> _Aim of the task_: Search the listing for the string "true" and copy every line that contains it.
[Records for this exercise Boundary: Start]
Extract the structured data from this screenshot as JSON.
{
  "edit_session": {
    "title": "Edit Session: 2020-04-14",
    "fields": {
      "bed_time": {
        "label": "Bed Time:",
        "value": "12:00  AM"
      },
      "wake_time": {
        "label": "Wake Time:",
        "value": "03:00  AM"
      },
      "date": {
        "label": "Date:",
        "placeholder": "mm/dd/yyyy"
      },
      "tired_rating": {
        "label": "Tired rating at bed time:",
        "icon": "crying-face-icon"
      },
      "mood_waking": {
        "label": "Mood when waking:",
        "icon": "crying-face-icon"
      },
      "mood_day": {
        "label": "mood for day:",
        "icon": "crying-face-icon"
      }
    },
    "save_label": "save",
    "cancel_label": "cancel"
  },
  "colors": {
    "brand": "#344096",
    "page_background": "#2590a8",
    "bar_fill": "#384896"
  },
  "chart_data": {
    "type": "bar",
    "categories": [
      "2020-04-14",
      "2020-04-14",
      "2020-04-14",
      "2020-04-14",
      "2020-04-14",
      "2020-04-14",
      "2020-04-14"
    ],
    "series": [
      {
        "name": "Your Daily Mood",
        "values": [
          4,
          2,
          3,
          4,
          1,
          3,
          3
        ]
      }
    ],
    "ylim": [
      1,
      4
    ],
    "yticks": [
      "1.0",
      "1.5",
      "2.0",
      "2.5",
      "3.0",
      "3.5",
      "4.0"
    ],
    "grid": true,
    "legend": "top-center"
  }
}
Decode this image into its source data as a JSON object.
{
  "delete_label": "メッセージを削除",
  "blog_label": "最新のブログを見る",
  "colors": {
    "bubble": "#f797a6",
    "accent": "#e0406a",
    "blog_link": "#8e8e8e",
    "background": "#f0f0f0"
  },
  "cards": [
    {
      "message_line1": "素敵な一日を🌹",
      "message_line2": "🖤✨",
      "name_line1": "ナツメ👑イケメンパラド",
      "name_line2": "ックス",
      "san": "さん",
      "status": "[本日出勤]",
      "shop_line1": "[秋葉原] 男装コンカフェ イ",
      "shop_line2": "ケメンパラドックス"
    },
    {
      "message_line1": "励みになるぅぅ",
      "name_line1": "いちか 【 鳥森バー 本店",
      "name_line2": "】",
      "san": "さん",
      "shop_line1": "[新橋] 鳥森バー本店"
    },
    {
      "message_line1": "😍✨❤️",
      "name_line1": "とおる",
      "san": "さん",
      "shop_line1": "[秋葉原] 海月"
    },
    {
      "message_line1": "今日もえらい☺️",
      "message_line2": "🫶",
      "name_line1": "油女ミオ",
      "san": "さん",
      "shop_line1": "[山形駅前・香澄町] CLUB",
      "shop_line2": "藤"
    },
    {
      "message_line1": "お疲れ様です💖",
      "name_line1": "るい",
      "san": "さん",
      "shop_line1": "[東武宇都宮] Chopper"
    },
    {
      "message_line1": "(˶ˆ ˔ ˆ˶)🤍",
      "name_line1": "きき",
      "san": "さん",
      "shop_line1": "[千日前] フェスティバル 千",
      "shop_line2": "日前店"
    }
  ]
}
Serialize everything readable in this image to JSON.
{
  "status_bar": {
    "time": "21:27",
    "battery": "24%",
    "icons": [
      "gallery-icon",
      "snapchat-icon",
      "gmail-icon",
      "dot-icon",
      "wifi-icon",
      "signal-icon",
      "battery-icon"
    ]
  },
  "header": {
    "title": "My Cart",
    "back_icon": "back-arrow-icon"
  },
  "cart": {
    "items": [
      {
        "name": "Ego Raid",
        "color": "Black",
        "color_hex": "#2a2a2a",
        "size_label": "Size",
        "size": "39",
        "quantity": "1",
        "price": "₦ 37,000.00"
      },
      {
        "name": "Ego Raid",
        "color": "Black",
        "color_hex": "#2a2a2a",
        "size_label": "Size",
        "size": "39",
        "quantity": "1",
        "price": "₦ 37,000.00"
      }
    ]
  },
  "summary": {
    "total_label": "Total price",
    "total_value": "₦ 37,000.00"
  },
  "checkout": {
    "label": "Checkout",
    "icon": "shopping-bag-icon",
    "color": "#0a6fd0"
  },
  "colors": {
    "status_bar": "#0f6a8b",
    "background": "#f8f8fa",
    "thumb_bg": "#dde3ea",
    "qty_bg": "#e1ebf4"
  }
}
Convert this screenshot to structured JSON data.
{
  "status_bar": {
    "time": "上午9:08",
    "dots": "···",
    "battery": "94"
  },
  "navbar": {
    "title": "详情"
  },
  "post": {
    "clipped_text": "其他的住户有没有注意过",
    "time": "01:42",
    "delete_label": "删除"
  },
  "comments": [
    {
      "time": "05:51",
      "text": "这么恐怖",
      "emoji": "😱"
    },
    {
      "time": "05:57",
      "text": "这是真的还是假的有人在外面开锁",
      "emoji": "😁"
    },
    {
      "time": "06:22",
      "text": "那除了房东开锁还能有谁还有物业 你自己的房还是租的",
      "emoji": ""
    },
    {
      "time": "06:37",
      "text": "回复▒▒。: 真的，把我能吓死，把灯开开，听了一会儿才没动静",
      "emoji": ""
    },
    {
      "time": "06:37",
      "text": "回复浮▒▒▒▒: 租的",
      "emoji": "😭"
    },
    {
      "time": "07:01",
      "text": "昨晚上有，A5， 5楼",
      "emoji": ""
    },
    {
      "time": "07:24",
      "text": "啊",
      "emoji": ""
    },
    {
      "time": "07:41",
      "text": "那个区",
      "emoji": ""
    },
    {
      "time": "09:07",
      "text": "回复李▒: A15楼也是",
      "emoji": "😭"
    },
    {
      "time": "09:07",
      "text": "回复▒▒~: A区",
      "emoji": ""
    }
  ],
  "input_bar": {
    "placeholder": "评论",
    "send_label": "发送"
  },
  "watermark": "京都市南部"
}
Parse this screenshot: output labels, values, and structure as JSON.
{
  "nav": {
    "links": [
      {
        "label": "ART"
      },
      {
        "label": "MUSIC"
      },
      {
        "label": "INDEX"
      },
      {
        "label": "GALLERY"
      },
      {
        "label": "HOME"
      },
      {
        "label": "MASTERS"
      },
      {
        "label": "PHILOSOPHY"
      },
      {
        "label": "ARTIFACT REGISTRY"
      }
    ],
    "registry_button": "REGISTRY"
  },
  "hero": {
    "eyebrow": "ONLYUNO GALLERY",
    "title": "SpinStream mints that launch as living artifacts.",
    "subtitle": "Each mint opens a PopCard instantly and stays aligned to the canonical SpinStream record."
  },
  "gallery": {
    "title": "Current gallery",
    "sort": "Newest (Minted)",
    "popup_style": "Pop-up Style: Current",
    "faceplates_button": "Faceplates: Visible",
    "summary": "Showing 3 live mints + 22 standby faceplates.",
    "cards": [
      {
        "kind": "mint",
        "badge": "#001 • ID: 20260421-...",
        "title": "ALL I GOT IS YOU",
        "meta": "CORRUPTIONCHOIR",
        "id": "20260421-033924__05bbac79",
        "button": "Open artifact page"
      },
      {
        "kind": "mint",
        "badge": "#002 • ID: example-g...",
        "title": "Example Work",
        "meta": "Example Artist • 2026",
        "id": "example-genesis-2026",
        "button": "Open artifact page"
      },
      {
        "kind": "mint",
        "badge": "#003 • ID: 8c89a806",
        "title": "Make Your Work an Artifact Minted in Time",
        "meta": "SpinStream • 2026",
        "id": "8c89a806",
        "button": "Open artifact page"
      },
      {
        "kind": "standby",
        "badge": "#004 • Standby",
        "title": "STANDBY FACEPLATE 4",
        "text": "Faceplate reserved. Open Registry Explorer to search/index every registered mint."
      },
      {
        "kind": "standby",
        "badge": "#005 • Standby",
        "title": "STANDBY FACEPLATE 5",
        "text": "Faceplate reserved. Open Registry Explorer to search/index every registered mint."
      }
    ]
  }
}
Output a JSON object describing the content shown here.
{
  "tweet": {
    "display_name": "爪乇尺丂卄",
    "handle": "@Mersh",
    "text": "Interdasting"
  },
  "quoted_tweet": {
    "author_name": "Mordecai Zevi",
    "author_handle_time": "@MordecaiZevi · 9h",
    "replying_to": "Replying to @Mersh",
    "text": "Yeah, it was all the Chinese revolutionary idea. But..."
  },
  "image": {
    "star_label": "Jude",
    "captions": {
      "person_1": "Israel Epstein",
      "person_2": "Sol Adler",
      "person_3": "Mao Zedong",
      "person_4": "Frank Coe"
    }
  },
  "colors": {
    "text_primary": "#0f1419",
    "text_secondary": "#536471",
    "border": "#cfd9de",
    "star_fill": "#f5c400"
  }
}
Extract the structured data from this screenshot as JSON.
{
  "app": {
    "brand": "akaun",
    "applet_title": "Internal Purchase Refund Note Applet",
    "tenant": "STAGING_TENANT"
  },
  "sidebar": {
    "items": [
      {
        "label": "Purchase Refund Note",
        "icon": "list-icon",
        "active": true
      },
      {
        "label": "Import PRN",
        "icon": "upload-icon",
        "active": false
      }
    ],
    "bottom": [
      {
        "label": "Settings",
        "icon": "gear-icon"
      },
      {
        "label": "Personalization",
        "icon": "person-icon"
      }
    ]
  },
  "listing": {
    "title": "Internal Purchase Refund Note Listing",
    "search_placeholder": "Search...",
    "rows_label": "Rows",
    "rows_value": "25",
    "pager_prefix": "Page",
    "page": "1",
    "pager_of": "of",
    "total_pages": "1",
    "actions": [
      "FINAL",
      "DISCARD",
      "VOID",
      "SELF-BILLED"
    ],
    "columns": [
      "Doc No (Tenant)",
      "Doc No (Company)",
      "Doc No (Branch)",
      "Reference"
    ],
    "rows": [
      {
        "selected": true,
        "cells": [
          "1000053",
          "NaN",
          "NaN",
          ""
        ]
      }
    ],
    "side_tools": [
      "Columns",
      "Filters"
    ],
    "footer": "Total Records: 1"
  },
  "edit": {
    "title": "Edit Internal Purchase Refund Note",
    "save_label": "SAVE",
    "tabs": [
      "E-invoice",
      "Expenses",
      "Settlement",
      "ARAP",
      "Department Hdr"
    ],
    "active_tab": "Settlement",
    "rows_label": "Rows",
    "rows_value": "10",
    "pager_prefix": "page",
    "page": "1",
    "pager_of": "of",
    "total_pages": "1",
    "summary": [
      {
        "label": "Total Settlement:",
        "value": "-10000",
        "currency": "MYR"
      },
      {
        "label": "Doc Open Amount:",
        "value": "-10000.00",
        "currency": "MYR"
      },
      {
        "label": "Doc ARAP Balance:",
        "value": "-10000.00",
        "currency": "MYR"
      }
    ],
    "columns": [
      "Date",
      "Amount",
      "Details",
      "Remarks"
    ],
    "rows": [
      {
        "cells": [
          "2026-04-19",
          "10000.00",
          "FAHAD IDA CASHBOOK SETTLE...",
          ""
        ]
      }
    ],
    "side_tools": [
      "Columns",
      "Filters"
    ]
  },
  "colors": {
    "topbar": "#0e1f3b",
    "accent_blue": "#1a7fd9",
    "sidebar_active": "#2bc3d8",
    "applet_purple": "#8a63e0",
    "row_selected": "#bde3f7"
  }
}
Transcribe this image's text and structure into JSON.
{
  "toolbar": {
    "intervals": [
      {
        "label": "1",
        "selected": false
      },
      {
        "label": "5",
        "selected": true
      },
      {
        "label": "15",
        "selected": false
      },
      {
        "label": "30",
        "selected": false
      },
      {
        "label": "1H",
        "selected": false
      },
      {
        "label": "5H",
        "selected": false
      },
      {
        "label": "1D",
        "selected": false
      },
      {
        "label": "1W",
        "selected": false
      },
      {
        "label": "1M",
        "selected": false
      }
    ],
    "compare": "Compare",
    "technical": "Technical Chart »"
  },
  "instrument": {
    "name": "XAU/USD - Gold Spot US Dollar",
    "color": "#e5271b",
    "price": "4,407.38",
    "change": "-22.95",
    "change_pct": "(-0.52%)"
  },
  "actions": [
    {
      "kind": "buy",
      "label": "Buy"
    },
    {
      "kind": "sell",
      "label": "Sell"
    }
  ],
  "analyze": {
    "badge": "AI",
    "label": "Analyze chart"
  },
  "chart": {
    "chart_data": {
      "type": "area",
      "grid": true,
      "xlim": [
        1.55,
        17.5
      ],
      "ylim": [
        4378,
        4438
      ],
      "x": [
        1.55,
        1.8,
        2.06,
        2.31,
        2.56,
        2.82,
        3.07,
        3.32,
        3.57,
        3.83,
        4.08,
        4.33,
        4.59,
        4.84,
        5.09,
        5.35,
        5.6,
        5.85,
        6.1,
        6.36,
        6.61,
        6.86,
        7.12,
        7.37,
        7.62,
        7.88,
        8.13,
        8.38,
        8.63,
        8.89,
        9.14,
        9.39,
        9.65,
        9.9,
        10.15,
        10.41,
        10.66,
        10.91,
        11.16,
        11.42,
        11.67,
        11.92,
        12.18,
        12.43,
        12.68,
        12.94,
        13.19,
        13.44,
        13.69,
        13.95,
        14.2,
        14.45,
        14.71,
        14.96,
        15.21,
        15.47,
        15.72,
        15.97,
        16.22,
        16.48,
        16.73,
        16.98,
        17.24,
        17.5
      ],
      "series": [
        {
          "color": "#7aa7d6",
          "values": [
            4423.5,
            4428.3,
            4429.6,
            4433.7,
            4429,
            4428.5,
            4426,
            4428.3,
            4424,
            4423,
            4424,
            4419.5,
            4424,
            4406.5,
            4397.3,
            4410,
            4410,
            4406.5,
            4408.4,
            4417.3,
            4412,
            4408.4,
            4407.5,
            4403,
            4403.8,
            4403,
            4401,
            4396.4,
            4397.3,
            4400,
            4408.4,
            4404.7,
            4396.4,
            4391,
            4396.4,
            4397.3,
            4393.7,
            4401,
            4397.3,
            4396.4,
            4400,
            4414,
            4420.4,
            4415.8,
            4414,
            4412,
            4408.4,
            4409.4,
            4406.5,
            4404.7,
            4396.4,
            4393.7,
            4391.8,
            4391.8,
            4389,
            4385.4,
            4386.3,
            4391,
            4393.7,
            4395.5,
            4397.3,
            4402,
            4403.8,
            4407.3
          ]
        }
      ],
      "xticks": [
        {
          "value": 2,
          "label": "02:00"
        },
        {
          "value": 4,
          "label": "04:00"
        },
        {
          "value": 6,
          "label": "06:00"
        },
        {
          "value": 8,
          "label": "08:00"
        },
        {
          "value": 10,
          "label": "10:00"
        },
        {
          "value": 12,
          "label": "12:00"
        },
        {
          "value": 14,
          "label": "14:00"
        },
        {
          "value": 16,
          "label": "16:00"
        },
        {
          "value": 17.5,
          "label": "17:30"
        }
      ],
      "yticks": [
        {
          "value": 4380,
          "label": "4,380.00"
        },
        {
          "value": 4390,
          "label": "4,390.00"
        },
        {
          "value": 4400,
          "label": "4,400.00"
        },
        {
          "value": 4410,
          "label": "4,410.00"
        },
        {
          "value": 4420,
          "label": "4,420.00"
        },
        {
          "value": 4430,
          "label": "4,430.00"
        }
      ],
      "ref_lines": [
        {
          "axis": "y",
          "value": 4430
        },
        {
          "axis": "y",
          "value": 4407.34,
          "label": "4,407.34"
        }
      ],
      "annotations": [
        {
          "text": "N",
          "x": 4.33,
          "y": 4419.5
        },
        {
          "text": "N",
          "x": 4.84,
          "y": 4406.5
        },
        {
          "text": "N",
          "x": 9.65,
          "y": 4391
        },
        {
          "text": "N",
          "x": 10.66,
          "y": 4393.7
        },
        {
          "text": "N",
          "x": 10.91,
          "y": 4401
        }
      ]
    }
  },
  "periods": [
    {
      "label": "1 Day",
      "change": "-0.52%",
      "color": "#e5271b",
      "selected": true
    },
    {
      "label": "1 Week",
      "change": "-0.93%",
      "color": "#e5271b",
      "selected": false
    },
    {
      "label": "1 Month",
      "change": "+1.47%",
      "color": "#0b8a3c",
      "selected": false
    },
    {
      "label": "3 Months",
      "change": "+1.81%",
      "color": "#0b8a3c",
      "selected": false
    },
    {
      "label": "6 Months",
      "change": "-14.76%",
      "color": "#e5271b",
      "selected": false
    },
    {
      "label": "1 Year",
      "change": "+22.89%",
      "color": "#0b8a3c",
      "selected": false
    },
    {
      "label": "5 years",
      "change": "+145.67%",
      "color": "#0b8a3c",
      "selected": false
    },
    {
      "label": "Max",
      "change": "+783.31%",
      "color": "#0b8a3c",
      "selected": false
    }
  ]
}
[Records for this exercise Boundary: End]
> _Solution to this problem_:
    "grid": true,
        "active": true
        "selected": true,
        "selected": true
      "grid": true,
      "selected": true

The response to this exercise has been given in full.